Each entry is to be printed again word for word.

■ **Provided records**:
======

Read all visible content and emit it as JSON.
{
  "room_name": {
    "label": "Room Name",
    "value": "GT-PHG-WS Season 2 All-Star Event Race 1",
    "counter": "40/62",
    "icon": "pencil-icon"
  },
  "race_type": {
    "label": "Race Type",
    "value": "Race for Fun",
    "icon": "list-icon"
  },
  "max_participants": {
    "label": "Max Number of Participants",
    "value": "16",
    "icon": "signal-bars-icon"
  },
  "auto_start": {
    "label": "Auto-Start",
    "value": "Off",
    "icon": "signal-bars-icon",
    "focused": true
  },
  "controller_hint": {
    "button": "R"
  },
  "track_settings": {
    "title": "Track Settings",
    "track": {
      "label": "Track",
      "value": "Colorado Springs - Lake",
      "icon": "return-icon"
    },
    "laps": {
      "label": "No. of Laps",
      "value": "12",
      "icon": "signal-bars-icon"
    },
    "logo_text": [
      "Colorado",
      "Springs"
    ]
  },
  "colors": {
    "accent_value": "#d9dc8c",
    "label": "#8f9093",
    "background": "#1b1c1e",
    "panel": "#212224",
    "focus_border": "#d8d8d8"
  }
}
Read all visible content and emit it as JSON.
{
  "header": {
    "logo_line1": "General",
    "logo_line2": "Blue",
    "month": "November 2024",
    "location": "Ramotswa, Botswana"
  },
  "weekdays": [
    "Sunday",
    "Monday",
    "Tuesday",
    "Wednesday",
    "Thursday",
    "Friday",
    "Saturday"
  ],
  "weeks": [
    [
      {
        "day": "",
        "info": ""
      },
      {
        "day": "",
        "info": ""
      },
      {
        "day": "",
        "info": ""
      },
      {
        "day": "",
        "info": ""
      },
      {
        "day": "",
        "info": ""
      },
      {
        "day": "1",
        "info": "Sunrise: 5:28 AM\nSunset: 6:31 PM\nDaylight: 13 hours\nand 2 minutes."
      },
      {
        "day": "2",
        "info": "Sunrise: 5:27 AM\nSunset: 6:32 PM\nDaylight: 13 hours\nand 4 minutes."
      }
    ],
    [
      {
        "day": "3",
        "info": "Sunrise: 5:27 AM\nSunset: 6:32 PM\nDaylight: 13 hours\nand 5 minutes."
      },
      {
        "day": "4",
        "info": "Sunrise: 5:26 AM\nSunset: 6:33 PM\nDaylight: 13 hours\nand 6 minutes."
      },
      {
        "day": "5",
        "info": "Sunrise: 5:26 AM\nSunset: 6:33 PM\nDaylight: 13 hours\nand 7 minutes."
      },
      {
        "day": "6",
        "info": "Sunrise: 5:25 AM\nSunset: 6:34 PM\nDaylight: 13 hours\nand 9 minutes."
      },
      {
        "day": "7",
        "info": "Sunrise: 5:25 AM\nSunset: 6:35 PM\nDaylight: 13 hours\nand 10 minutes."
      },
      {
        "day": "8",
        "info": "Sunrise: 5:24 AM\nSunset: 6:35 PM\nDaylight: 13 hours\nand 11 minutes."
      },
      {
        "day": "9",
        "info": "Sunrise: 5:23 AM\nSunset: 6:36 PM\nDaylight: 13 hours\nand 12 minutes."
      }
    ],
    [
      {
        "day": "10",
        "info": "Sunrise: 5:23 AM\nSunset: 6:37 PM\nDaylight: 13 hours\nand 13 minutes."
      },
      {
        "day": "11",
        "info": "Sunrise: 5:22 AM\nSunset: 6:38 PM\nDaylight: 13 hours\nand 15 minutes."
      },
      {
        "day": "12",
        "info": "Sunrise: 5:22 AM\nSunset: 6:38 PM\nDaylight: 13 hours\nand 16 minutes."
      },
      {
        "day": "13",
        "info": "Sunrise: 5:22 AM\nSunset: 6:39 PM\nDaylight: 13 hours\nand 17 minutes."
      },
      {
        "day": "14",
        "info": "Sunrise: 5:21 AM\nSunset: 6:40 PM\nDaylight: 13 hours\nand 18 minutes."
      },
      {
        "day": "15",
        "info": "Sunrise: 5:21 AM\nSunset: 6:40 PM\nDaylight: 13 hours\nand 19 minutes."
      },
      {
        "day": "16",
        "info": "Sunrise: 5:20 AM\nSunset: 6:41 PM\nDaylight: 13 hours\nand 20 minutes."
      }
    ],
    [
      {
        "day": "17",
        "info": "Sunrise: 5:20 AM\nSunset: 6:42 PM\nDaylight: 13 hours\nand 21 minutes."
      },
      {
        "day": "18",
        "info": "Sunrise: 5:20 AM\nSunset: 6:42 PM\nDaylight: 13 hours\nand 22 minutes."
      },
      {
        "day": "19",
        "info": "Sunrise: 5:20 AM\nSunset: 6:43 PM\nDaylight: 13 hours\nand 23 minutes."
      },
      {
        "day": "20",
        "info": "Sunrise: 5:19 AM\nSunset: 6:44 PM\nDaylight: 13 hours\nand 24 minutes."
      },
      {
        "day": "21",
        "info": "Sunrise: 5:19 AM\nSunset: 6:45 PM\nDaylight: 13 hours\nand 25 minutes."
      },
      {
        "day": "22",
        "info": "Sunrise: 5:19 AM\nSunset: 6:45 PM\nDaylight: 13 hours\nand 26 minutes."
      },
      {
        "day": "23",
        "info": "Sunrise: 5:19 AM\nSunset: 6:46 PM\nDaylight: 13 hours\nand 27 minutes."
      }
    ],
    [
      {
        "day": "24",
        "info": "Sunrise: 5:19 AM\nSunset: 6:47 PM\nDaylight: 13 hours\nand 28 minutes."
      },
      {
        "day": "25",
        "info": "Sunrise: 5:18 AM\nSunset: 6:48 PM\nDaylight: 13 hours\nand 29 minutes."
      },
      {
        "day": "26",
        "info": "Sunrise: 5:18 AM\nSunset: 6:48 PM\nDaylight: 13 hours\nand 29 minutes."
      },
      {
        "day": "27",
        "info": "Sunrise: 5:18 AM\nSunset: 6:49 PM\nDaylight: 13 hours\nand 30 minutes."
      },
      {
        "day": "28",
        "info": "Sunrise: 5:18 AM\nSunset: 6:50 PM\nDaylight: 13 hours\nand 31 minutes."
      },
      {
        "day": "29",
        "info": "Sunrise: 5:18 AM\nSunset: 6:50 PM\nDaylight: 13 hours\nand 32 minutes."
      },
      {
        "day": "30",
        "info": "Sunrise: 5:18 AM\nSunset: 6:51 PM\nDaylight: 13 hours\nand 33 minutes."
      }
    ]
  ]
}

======

■ **Your solution**:
Read all visible content and emit it as JSON.
{
  "room_name": {
    "label": "Room Name",
    "value": "GT-PHG-WS Season 2 All-Star Event Race 1",
    "counter": "40/62",
    "icon": "pencil-icon"
  },
  "race_type": {
    "label": "Race Type",
    "value": "Race for Fun",
    "icon": "list-icon"
  },
  "max_participants": {
    "label": "Max Number of Participants",
    "value": "16",
    "icon": "signal-bars-icon"
  },
  "auto_start": {
    "label": "Auto-Start",
    "value": "Off",
    "icon": "signal-bars-icon",
    "focused": true
  },
  "controller_hint": {
    "button": "R"
  },
  "track_settings": {
    "title": "Track Settings",
    "track": {
      "label": "Track",
      "value": "Colorado Springs - Lake",
      "icon": "return-icon"
    },
    "laps": {
      "label": "No. of Laps",
      "value": "12",
      "icon": "signal-bars-icon"
    },
    "logo_text": [
      "Colorado",
      "Springs"
    ]
  },
  "colors": {
    "accent_value": "#d9dc8c",
    "label": "#8f9093",
    "background": "#1b1c1e",
    "panel": "#212224",
    "focus_border": "#d8d8d8"
  }
}
Read all visible content and emit it as JSON.
{
  "header": {
    "logo_line1": "General",
    "logo_line2": "Blue",
    "month": "November 2024",
    "location": "Ramotswa, Botswana"
  },
  "weekdays": [
    "Sunday",
    "Monday",
    "Tuesday",
    "Wednesday",
    "Thursday",
    "Friday",
    "Saturday"
  ],
  "weeks": [
    [
      {
        "day": "",
        "info": ""
      },
      {
        "day": "",
        "info": ""
      },
      {
        "day": "",
        "info": ""
      },
      {
        "day": "",
        "info": ""
      },
      {
        "day": "",
        "info": ""
      },
      {
        "day": "1",
        "info": "Sunrise: 5:28 AM\nSunset: 6:31 PM\nDaylight: 13 hours\nand 2 minutes."
      },
      {
        "day": "2",
        "info": "Sunrise: 5:27 AM\nSunset: 6:32 PM\nDaylight: 13 hours\nand 4 minutes."
      }
    ],
    [
      {
        "day": "3",
        "info": "Sunrise: 5:27 AM\nSunset: 6:32 PM\nDaylight: 13 hours\nand 5 minutes."
      },
      {
        "day": "4",
        "info": "Sunrise: 5:26 AM\nSunset: 6:33 PM\nDaylight: 13 hours\nand 6 minutes."
      },
      {
        "day": "5",
        "info": "Sunrise: 5:26 AM\nSunset: 6:33 PM\nDaylight: 13 hours\nand 7 minutes."
      },
      {
        "day": "6",
        "info": "Sunrise: 5:25 AM\nSunset: 6:34 PM\nDaylight: 13 hours\nand 9 minutes."
      },
      {
        "day": "7",
        "info": "Sunrise: 5:25 AM\nSunset: 6:35 PM\nDaylight: 13 hours\nand 10 minutes."
      },
      {
        "day": "8",
        "info": "Sunrise: 5:24 AM\nSunset: 6:35 PM\nDaylight: 13 hours\nand 11 minutes."
      },
      {
        "day": "9",
        "info": "Sunrise: 5:23 AM\nSunset: 6:36 PM\nDaylight: 13 hours\nand 12 minutes."
      }
    ],
    [
      {
        "day": "10",
        "info": "Sunrise: 5:23 AM\nSunset: 6:37 PM\nDaylight: 13 hours\nand 13 minutes."
      },
      {
        "day": "11",
        "info": "Sunrise: 5:22 AM\nSunset: 6:38 PM\nDaylight: 13 hours\nand 15 minutes."
      },
      {
        "day": "12",
        "info": "Sunrise: 5:22 AM\nSunset: 6:38 PM\nDaylight: 13 hours\nand 16 minutes."
      },
      {
        "day": "13",
        "info": "Sunrise: 5:22 AM\nSunset: 6:39 PM\nDaylight: 13 hours\nand 17 minutes."
      },
      {
        "day": "14",
        "info": "Sunrise: 5:21 AM\nSunset: 6:40 PM\nDaylight: 13 hours\nand 18 minutes."
      },
      {
        "day": "15",
        "info": "Sunrise: 5:21 AM\nSunset: 6:40 PM\nDaylight: 13 hours\nand 19 minutes."
      },
      {
        "day": "16",
        "info": "Sunrise: 5:20 AM\nSunset: 6:41 PM\nDaylight: 13 hours\nand 20 minutes."
      }
    ],
    [
      {
        "day": "17",
        "info": "Sunrise: 5:20 AM\nSunset: 6:42 PM\nDaylight: 13 hours\nand 21 minutes."
      },
      {
        "day": "18",
        "info": "Sunrise: 5:20 AM\nSunset: 6:42 PM\nDaylight: 13 hours\nand 22 minutes."
      },
      {
        "day": "19",
        "info": "Sunrise: 5:20 AM\nSunset: 6:43 PM\nDaylight: 13 hours\nand 23 minutes."
      },
      {
        "day": "20",
        "info": "Sunrise: 5:19 AM\nSunset: 6:44 PM\nDaylight: 13 hours\nand 24 minutes."
      },
      {
        "day": "21",
        "info": "Sunrise: 5:19 AM\nSunset: 6:45 PM\nDaylight: 13 hours\nand 25 minutes."
      },
      {
        "day": "22",
        "info": "Sunrise: 5:19 AM\nSunset: 6:45 PM\nDaylight: 13 hours\nand 26 minutes."
      },
      {
        "day": "23",
        "info": "Sunrise: 5:19 AM\nSunset: 6:46 PM\nDaylight: 13 hours\nand 27 minutes."
      }
    ],
    [
      {
        "day": "24",
        "info": "Sunrise: 5:19 AM\nSunset: 6:47 PM\nDaylight: 13 hours\nand 28 minutes."
      },
      {
        "day": "25",
        "info": "Sunrise: 5:18 AM\nSunset: 6:48 PM\nDaylight: 13 hours\nand 29 minutes."
      },
      {
        "day": "26",
        "info": "Sunrise: 5:18 AM\nSunset: 6:48 PM\nDaylight: 13 hours\nand 29 minutes."
      },
      {
        "day": "27",
        "info": "Sunrise: 5:18 AM\nSunset: 6:49 PM\nDaylight: 13 hours\nand 30 minutes."
      },
      {
        "day": "28",
        "info": "Sunrise: 5:18 AM\nSunset: 6:50 PM\nDaylight: 13 hours\nand 31 minutes."
      },
      {
        "day": "29",
        "info": "Sunrise: 5:18 AM\nSunset: 6:50 PM\nDaylight: 13 hours\nand 32 minutes."
      },
      {
        "day": "30",
        "info": "Sunrise: 5:18 AM\nSunset: 6:51 PM\nDaylight: 13 hours\nand 33 minutes."
      }
    ]
  ]
}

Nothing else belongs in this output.